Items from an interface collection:
━━━━━━━━━━━━━━━━━━━━
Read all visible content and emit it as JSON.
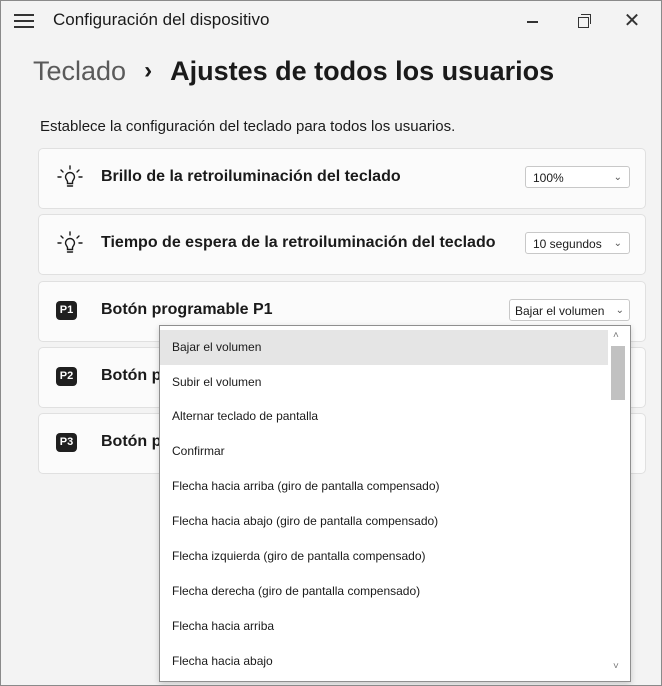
{
  "titlebar": {
    "app_title": "Configuración del dispositivo",
    "minimize_glyph": "–",
    "close_glyph": "✕"
  },
  "breadcrumb": {
    "parent": "Teclado",
    "separator": "›",
    "current": "Ajustes de todos los usuarios"
  },
  "description": "Establece la configuración del teclado para todos los usuarios.",
  "settings": [
    {
      "icon": "lightbulb-icon",
      "label": "Brillo de la retroiluminación del teclado",
      "value": "100%"
    },
    {
      "icon": "lightbulb-icon",
      "label": "Tiempo de espera de la retroiluminación del teclado",
      "value": "10 segundos"
    },
    {
      "icon": "p1-key-icon",
      "key_label": "P1",
      "label": "Botón programable P1",
      "value": "Bajar el volumen"
    },
    {
      "icon": "p2-key-icon",
      "key_label": "P2",
      "label": "Botón p"
    },
    {
      "icon": "p3-key-icon",
      "key_label": "P3",
      "label": "Botón p"
    }
  ],
  "chevron_glyph": "⌄",
  "dropdown": {
    "selected_index": 0,
    "options": [
      "Bajar el volumen",
      "Subir el volumen",
      "Alternar teclado de pantalla",
      "Confirmar",
      "Flecha hacia arriba (giro de pantalla compensado)",
      "Flecha hacia abajo (giro de pantalla compensado)",
      "Flecha izquierda (giro de pantalla compensado)",
      "Flecha derecha (giro de pantalla compensado)",
      "Flecha hacia arriba",
      "Flecha hacia abajo"
    ],
    "scroll_up_glyph": "˄",
    "scroll_down_glyph": "˅"
  },
  "colors": {
    "window_bg": "#f3f3f3",
    "card_bg": "#fbfbfb",
    "selected_option_bg": "#e5e5e5"
  }
}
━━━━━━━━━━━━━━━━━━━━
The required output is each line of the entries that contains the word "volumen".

Solution for this task:
      "value": "Bajar el volumen"
      "Bajar el volumen",
      "Subir el volumen",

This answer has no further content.